Using the data below, copy out all lines with the word "JSON".

## Data excerpts
+++
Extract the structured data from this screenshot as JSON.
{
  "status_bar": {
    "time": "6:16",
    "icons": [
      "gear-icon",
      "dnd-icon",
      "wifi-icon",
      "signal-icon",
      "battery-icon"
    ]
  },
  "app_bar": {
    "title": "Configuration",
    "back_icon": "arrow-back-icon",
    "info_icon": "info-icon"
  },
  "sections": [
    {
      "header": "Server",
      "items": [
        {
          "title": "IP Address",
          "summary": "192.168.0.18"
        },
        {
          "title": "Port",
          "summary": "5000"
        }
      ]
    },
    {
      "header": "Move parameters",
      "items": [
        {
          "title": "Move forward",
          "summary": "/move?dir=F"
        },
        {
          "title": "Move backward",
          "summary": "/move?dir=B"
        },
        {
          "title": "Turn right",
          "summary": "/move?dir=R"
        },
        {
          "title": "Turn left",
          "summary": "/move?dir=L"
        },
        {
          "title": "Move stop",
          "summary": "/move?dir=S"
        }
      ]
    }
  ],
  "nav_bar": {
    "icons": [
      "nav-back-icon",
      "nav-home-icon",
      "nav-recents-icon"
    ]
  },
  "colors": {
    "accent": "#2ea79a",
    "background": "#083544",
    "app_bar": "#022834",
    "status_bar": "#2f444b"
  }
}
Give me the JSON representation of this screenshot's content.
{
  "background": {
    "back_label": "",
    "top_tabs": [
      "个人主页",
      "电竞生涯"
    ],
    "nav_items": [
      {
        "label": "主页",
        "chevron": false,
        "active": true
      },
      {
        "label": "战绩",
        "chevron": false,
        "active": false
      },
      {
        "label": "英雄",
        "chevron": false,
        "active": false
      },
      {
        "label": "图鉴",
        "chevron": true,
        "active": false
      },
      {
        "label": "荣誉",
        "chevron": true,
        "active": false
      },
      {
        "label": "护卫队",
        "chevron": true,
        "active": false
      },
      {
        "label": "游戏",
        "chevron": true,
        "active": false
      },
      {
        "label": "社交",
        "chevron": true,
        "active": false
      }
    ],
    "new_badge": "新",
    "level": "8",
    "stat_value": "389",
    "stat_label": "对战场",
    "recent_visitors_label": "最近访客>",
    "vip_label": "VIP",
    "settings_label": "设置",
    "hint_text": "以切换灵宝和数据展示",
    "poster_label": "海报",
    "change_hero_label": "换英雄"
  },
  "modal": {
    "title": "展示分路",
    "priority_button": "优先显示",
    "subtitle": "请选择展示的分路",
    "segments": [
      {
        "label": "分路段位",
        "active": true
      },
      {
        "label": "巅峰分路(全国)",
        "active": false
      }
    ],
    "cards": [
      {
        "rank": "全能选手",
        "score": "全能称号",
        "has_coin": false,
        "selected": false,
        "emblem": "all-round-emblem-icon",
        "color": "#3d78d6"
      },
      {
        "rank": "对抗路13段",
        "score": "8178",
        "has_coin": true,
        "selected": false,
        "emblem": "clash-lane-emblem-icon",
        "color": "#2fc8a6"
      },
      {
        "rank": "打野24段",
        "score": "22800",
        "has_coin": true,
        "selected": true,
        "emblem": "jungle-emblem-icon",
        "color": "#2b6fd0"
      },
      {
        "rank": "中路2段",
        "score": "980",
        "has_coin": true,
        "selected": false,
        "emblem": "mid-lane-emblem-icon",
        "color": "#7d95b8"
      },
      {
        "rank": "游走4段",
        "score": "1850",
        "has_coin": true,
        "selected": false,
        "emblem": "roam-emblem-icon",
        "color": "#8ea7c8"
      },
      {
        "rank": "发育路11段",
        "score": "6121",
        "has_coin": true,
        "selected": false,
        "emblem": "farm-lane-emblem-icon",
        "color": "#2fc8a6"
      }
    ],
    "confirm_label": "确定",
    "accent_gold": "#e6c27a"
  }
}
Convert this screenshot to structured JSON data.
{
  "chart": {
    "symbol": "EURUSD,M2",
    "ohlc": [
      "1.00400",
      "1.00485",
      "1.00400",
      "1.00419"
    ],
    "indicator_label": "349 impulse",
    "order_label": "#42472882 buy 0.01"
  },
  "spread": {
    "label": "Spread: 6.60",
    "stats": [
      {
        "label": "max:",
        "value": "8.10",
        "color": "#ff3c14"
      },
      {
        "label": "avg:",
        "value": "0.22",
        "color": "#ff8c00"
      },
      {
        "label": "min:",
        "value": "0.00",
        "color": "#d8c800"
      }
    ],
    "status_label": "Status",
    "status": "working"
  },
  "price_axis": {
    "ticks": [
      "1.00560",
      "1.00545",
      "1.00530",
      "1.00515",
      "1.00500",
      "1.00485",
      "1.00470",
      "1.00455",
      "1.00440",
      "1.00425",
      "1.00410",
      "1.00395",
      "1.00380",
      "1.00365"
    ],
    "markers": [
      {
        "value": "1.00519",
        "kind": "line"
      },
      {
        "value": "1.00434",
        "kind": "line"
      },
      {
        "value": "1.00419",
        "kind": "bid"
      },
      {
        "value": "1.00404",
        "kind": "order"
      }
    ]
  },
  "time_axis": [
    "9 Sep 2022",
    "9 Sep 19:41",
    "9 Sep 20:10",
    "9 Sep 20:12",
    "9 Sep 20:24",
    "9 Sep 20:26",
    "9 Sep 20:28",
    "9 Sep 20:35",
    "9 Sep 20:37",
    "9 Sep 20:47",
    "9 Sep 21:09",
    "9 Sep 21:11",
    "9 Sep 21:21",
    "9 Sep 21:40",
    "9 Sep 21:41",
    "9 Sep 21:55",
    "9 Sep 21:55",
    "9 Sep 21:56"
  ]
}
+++
## Output
Extract the structured data from this screenshot as JSON.
Give me the JSON representation of this screenshot's content.
Convert this screenshot to structured JSON data.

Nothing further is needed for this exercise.